by Andrew Walgamott
WOODINVILLE--The city council passed on an amendment to the Comprehensive Plan that could've allowed as many as 226 townhomes on the west side of the Sammamish Valley. Voting unanimously 6-0, the council remanded the proposed Snoview development, above Schuyler Rubber on the Woodinville-Redmond Road, back to the Planning Commission for further study last week.
At issue had been rezoning of the 40 acre hillside property from R-4 (residential, four units per acre) to combinations of R-4 and R-12, and R-4 and R-18. The developer's agent, Patrick O'Boyle, had wanted to jump zoning on the parcel because as much as 70 percent of the land is unbuildable due to steep slopes, wetlands and buffers.
The net effect would've been to bring between 150 and 226 dwelling units to 11.9 acres on lower sections of the property. O'Boyle admitted a zoning of R-18 would've been "too much," but said R-12 wasn't high enough to break even on the project.

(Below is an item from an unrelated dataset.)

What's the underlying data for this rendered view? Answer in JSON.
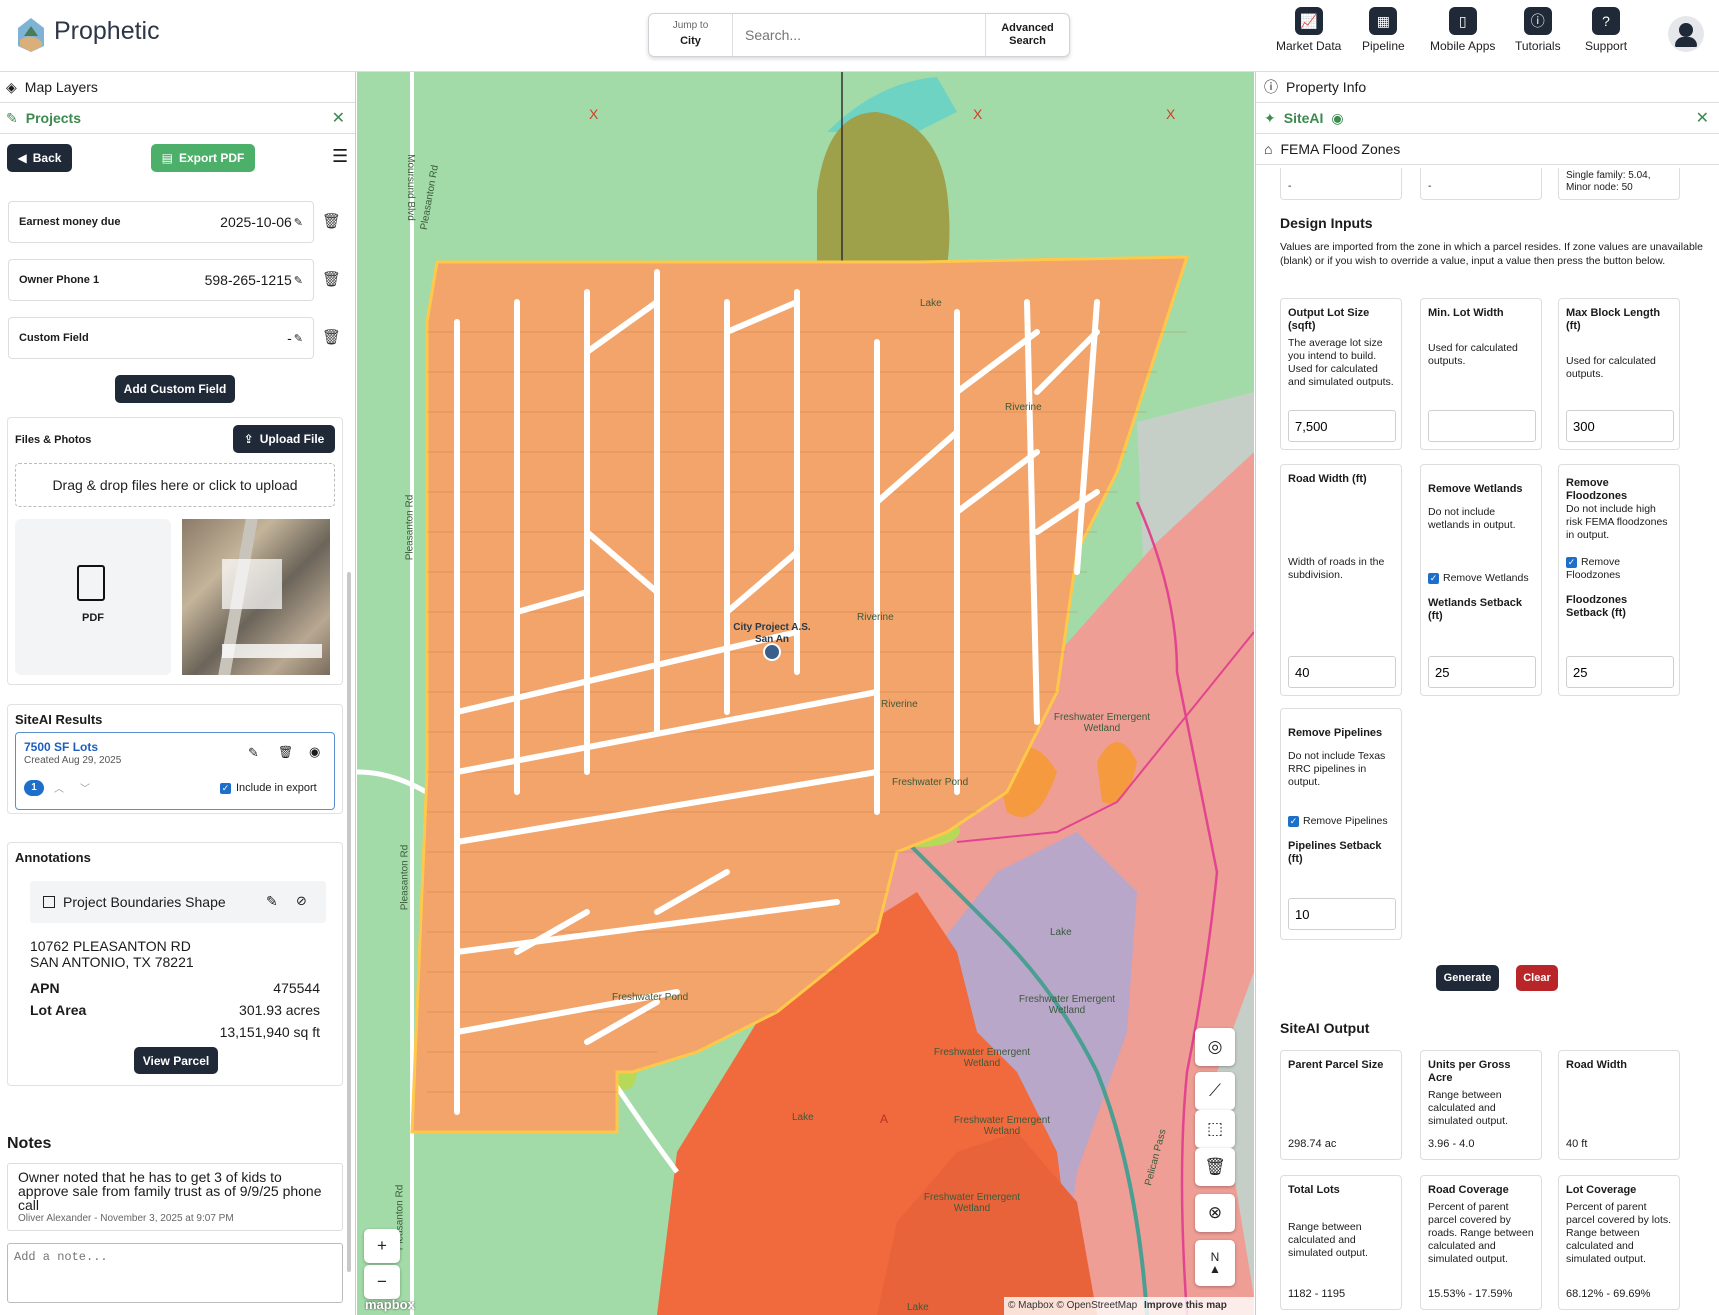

In August, the Planning Commission advised against approving the Snoview comprehensive plan amendment. A letter to the council states, "such an effective density is out of character for the area." The commission also said the change was not concurrent with capital facilities, road and pedestrian path improvements.

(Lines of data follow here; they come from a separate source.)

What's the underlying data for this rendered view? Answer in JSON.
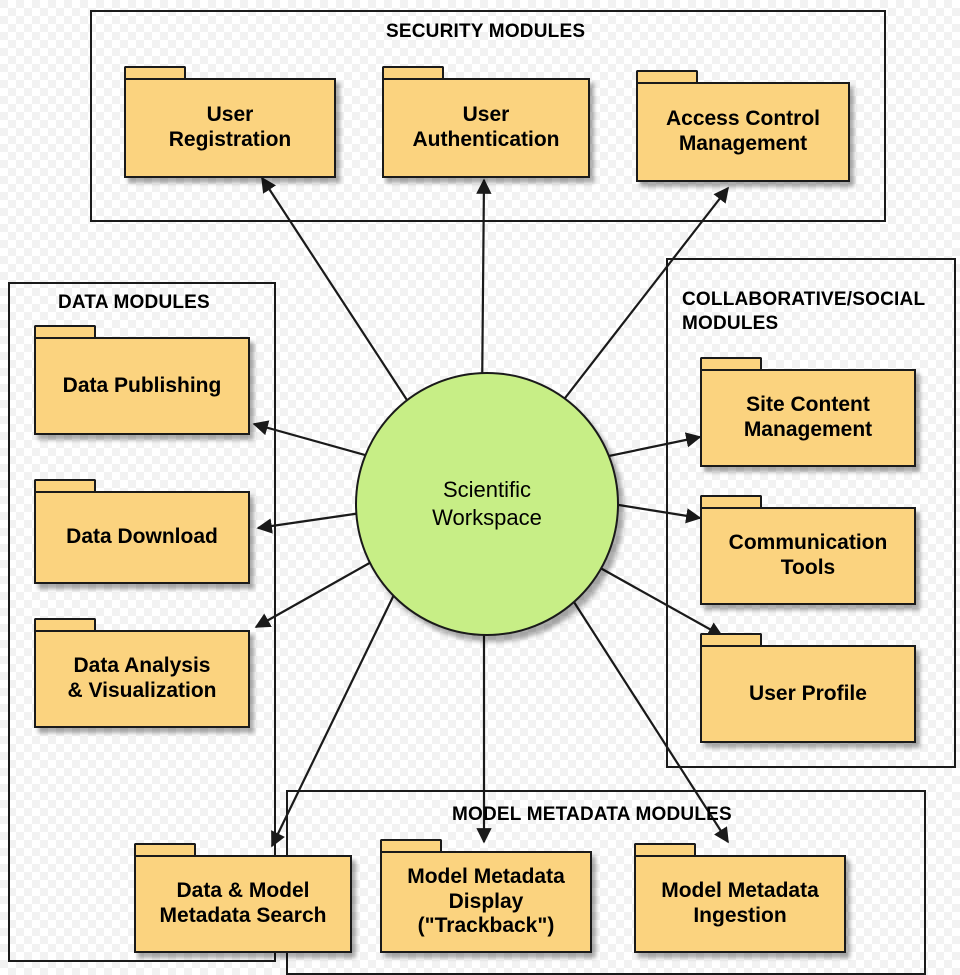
{
  "diagram": {
    "hub": {
      "label": "Scientific\nWorkspace",
      "color": "#c7ee86"
    },
    "groups": [
      {
        "id": "security",
        "title": "SECURITY MODULES"
      },
      {
        "id": "data",
        "title": "DATA MODULES"
      },
      {
        "id": "collaborative",
        "title": "COLLABORATIVE/SOCIAL\nMODULES"
      },
      {
        "id": "model-metadata",
        "title": "MODEL METADATA MODULES"
      }
    ],
    "nodes": [
      {
        "id": "user-registration",
        "label": "User\nRegistration",
        "group": "security"
      },
      {
        "id": "user-authentication",
        "label": "User\nAuthentication",
        "group": "security"
      },
      {
        "id": "access-control-management",
        "label": "Access Control\nManagement",
        "group": "security"
      },
      {
        "id": "data-publishing",
        "label": "Data Publishing",
        "group": "data"
      },
      {
        "id": "data-download",
        "label": "Data Download",
        "group": "data"
      },
      {
        "id": "data-analysis-visualization",
        "label": "Data Analysis\n& Visualization",
        "group": "data"
      },
      {
        "id": "site-content-management",
        "label": "Site Content\nManagement",
        "group": "collaborative"
      },
      {
        "id": "communication-tools",
        "label": "Communication\nTools",
        "group": "collaborative"
      },
      {
        "id": "user-profile",
        "label": "User Profile",
        "group": "collaborative"
      },
      {
        "id": "data-model-metadata-search",
        "label": "Data & Model\nMetadata Search",
        "group": "model-metadata"
      },
      {
        "id": "model-metadata-display",
        "label": "Model Metadata\nDisplay\n(\"Trackback\")",
        "group": "model-metadata"
      },
      {
        "id": "model-metadata-ingestion",
        "label": "Model Metadata\nIngestion",
        "group": "model-metadata"
      }
    ],
    "colors": {
      "folder_fill": "#fbd37f",
      "stroke": "#1a1a1a",
      "hub_fill": "#c7ee86"
    }
  }
}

"We believe this change, if approved, will do our [Comprehensive] Plan a disservice and establish a precedent which any developer may wield when requesting a land use and subsequent zoning change," the commission concludes. Councilmember Barbara Solberg and Deputy Don Brocha have both said they have no reason to break with the Planning Commission's recommendation.

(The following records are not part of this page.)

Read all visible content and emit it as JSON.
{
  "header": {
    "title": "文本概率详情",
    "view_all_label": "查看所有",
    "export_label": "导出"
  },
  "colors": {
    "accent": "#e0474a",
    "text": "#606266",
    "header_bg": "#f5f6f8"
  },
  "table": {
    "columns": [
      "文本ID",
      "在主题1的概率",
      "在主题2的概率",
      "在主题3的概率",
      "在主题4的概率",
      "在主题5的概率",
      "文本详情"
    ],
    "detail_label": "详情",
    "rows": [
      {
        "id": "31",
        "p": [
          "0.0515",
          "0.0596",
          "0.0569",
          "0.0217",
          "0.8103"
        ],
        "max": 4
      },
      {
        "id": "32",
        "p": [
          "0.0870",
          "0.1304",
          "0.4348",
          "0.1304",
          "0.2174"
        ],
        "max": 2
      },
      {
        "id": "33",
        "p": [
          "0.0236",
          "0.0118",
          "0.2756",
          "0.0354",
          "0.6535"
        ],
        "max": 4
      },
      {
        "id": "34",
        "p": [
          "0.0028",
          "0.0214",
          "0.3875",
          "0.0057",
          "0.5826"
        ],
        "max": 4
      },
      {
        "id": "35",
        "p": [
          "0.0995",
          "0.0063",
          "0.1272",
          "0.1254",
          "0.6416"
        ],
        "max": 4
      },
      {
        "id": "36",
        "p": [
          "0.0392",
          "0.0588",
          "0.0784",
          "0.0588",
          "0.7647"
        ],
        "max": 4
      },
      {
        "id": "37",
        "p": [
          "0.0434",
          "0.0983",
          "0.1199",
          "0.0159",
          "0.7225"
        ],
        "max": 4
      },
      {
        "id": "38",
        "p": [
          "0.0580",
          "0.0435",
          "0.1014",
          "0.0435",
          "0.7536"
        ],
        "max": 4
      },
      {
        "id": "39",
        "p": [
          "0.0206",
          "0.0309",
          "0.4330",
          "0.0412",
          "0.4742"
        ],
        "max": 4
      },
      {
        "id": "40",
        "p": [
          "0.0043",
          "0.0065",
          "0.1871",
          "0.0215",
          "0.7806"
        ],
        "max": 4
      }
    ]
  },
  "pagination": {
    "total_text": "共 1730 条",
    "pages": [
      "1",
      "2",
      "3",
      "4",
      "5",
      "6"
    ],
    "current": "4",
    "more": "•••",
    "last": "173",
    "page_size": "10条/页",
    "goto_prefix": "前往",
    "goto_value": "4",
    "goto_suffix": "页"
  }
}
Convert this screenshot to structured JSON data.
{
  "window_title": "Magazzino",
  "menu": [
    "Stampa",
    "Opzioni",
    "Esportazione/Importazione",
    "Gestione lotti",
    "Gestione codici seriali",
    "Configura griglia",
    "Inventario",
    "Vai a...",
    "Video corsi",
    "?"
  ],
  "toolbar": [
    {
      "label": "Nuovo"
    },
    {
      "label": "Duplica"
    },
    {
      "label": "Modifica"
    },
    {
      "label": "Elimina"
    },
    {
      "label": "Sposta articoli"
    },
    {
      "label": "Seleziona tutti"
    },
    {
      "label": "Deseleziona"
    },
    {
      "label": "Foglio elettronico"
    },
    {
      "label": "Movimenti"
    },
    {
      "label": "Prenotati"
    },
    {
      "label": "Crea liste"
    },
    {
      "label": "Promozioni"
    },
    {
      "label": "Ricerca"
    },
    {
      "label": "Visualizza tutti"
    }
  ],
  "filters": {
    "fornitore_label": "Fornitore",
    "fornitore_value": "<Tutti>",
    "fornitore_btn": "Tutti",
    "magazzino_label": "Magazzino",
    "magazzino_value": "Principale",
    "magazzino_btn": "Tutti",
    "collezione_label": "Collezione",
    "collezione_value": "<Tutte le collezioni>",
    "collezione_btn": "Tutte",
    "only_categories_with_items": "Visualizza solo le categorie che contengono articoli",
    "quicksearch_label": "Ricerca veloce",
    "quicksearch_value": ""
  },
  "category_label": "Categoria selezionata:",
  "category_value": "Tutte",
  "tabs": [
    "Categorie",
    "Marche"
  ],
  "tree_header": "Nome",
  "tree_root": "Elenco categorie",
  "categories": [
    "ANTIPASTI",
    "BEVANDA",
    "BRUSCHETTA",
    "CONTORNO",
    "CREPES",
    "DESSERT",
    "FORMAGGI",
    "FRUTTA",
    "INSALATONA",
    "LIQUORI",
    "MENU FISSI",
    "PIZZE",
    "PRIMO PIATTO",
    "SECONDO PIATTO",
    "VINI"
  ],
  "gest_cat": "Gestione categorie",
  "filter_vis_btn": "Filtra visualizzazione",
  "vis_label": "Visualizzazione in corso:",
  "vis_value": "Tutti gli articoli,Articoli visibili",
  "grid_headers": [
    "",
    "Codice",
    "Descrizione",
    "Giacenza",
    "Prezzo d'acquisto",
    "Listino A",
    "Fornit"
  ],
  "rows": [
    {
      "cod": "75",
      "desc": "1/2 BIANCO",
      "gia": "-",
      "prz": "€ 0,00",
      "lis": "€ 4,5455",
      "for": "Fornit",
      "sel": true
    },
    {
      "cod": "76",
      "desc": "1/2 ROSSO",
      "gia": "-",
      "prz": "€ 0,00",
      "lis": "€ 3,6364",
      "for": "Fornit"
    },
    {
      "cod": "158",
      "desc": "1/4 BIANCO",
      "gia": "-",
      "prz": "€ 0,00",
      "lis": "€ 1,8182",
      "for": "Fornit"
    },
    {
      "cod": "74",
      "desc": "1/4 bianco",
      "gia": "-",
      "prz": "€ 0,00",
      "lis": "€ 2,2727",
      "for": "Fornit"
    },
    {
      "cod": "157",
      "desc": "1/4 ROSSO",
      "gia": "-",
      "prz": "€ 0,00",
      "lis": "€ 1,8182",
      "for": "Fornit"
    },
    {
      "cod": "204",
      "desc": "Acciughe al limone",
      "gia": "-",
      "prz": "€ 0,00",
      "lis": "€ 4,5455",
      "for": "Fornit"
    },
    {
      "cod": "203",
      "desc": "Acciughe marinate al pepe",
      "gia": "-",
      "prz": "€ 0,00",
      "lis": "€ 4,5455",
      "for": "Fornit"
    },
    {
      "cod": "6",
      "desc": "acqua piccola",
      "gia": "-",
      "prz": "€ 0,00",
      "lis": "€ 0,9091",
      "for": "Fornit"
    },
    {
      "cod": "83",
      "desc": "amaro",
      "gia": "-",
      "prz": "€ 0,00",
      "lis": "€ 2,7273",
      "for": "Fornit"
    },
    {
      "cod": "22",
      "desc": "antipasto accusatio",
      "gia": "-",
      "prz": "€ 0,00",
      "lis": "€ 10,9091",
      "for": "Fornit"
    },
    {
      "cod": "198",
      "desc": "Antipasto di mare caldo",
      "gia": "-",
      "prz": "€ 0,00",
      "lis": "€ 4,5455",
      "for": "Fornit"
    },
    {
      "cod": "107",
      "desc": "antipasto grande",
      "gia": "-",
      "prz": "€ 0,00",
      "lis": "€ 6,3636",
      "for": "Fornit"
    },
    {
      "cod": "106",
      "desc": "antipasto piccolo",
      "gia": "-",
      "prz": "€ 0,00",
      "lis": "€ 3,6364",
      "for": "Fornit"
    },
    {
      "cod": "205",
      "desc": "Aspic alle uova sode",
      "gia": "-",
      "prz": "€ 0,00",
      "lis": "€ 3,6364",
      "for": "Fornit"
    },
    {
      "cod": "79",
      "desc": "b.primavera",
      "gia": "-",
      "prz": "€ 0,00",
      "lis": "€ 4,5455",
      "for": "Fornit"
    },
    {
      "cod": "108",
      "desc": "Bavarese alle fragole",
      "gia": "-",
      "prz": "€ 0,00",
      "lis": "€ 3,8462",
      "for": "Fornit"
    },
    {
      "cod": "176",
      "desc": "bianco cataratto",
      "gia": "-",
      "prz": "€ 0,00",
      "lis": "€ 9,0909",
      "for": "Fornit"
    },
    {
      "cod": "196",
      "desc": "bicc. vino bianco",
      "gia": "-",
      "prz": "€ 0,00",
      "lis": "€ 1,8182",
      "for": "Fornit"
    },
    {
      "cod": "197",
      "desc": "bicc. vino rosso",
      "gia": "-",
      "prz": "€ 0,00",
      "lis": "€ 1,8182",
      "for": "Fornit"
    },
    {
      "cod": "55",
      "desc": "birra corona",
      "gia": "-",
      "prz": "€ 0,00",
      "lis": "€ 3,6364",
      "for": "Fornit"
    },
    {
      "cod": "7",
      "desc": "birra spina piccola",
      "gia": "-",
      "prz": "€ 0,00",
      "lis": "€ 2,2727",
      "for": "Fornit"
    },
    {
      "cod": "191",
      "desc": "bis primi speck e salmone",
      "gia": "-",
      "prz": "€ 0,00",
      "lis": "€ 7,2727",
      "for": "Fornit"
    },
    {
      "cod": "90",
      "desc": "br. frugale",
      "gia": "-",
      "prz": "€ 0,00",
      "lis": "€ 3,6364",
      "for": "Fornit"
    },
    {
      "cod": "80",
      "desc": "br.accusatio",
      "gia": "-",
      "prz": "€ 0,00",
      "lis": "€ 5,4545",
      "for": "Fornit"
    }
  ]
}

During discussion last week, O'Boyle said he was looking for a yield of 160 units on the parcel. Councilmember Lucy DeYoung asked Planning Commissioner James Clayton if he felt comfortable with 160 units. Clayton replied he was more comfortable with 120 units. The commission will now reconsider Snoview.